In other words, don’t just offer customer satisfaction to the person who’s currently sitting in the waiting room; create effective strategies that will keep his or her grandchildren coming to the shop, too. Effective tactics include mailing out regular offers for maintenance discounts, sending reminders about oil changes and service, and simply remembering customer names. Even keeping the waiting room stocked with fresh cookies goes a long way, Peterson says. “When we changed from chocolate chip to oatmeal, we heard about it for months,” he notes with a laugh.
That kind of reputation can also win over insurance companies, Peterson adds. “We have insurance firms approach us because customers have recommended us and have liked dealing with us in the past. I know there’s controversy with DRP, but I can’t fault insurance companies for wanting to align with shops that do a good job,” he says.
PASSING THE TORCH
Although Peterson has faced a number of challenges in building up the business—making sure customers are always happy, hiring the right people, and keeping on top of parts requirements—the next phase for him might be the toughest.
“I’m getting ready to retire in a couple years, and so I’ve been thinking about how I can do that without causing much disruption to the business,” he says. One important aspect is to give more responsibility to Ulrich, who already handles a major portion of the shop’s operations.
The pair mesh well, Ulrich says, because they tend to think the same way, which might have come as a result of sitting just a couple feet away for the past 13 years.
“You put two guys in a room this size, they’ll get on each other’s nerves from time to time,” Ulrich says with a laugh. “But in general, we work really well together, and with the guys in the shop, and the people in the dealership. Having that kind of backup for each other is important.”
Plans for the future include continuing focus on customer satisfaction, more consultant visits, and greater efforts to get more work from the community as well as the dealership. Although the ratio is about 50/50 for each now, the shop fixes more than Hondas, and is trying to keep getting the word out about its range of services.
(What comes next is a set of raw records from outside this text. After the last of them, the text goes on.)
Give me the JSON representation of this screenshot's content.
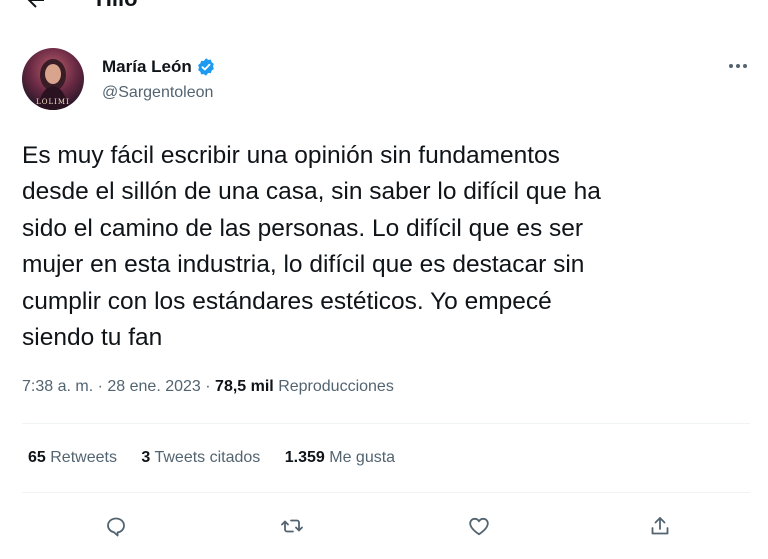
{
  "header": {
    "title": "Hilo"
  },
  "tweet": {
    "author_name": "María León",
    "handle": "@Sargentoleon",
    "avatar_caption": "LOLIMI",
    "text": "Es muy fácil escribir una opinión sin fundamentos\ndesde el sillón de una casa, sin saber lo difícil que ha\nsido el camino de las personas. Lo difícil que es ser\nmujer en esta industria, lo difícil que es destacar sin\ncumplir con los estándares estéticos. Yo empecé\nsiendo tu fan",
    "time": "7:38 a. m.",
    "separator": "·",
    "date": "28 ene. 2023",
    "views_count": "78,5 mil",
    "views_label": "Reproducciones"
  },
  "stats": {
    "retweets_count": "65",
    "retweets_label": "Retweets",
    "quotes_count": "3",
    "quotes_label": "Tweets citados",
    "likes_count": "1.359",
    "likes_label": "Me gusta"
  },
  "colors": {
    "verified": "#1d9bf0",
    "secondary_text": "#536471",
    "divider": "#eff3f4"
  },
  "icons": [
    "back-arrow-icon",
    "verified-badge-icon",
    "more-options-icon",
    "reply-icon",
    "retweet-icon",
    "like-icon",
    "share-icon"
  ]
}
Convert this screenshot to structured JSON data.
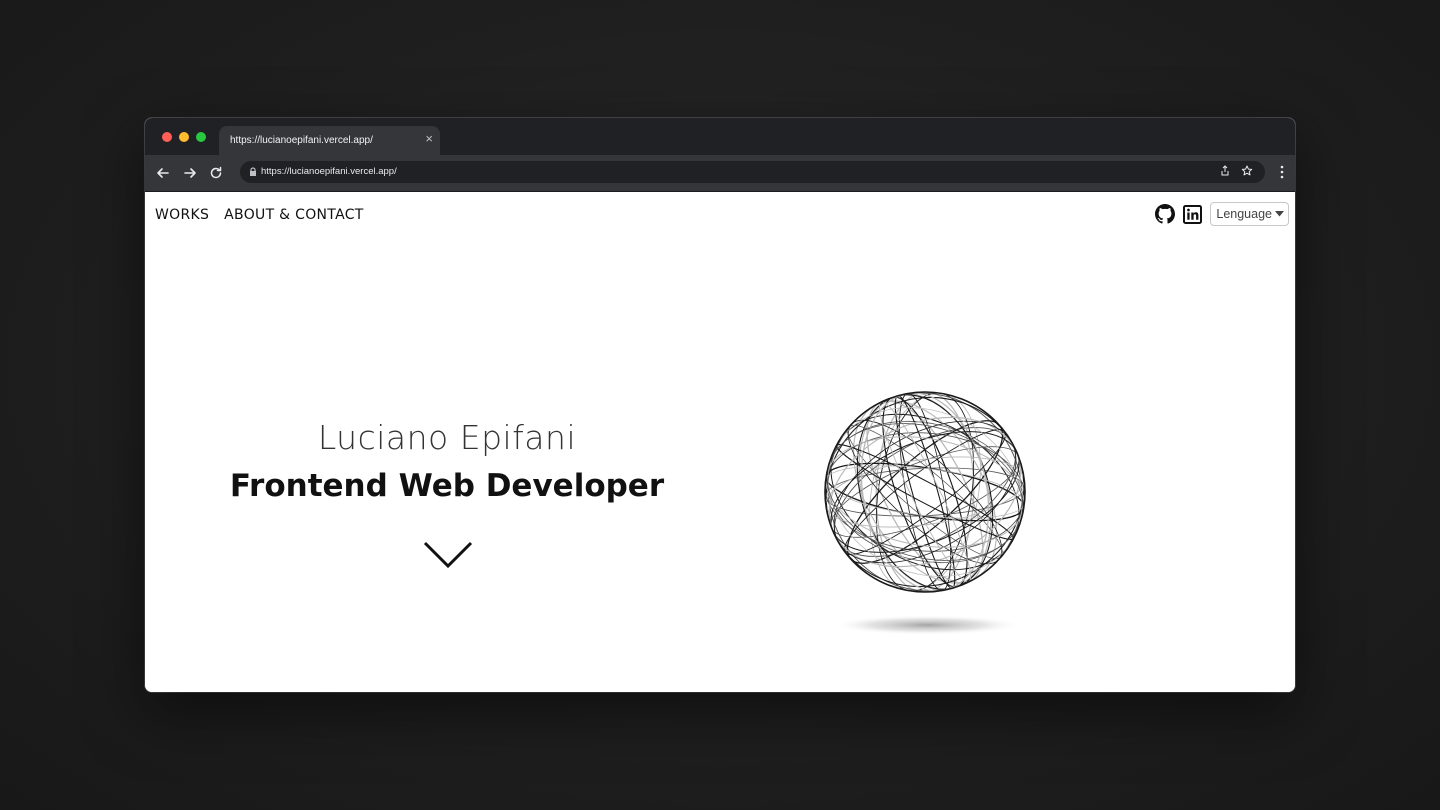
{
  "browser": {
    "tab_title": "https://lucianoepifani.vercel.app/",
    "url": "https://lucianoepifani.vercel.app/",
    "traffic_lights": [
      "#ff5f57",
      "#febc2e",
      "#28c840"
    ]
  },
  "nav": {
    "works": "WORKS",
    "about_contact": "ABOUT & CONTACT"
  },
  "header": {
    "language_label": "Lenguage",
    "icons": [
      "github-icon",
      "linkedin-icon"
    ]
  },
  "hero": {
    "name": "Luciano Epifani",
    "role": "Frontend Web Developer"
  }
}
Peterson has also emphasized to his managers a tactic that’s worked well for him over the decades: learning how to be a business person. He’s taken classes in body shop management, which includes learning about accounting and hiring. “You have to know how to handle the day-to-day,” he says. “And that means learning as you go, but also getting some more formal education.”
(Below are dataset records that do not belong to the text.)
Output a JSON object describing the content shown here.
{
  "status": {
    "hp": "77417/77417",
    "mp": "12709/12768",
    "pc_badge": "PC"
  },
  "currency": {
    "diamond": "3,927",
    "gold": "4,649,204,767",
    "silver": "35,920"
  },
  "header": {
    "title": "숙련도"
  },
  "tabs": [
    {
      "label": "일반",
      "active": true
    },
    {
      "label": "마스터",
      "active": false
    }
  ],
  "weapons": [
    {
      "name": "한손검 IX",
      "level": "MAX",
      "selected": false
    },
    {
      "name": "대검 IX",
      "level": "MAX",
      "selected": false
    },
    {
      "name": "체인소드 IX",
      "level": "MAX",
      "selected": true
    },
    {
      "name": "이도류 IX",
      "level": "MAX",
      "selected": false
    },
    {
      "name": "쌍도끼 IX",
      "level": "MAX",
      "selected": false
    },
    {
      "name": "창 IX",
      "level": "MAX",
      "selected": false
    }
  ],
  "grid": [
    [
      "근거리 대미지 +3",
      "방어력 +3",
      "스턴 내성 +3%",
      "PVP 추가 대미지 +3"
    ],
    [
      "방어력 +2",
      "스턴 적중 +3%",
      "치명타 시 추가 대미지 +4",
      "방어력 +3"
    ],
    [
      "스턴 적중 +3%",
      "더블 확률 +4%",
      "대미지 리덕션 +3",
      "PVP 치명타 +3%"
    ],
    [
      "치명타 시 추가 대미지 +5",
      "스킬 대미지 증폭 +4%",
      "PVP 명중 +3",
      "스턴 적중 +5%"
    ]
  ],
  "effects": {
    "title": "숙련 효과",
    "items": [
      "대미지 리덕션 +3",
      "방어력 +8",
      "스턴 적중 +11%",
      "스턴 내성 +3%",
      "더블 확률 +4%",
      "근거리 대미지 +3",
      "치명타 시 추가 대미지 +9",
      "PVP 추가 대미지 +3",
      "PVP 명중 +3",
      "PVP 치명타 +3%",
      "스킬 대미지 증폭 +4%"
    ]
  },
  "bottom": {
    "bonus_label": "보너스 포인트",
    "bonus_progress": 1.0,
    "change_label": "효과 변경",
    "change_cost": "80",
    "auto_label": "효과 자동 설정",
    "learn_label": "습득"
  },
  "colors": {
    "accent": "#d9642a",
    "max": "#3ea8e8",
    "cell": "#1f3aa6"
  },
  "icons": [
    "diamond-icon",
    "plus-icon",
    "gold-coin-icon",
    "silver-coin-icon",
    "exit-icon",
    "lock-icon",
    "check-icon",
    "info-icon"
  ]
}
As for what Peterson will do once he’s retired, he plans to become a bit of a consultant himself, but much like many people who have lived through Minnesota winters all their lives, he sees his golden years of collision repair happening in a place with no snow shovels. He laughs, “Maybe someone in Florida could use my experience and skills!”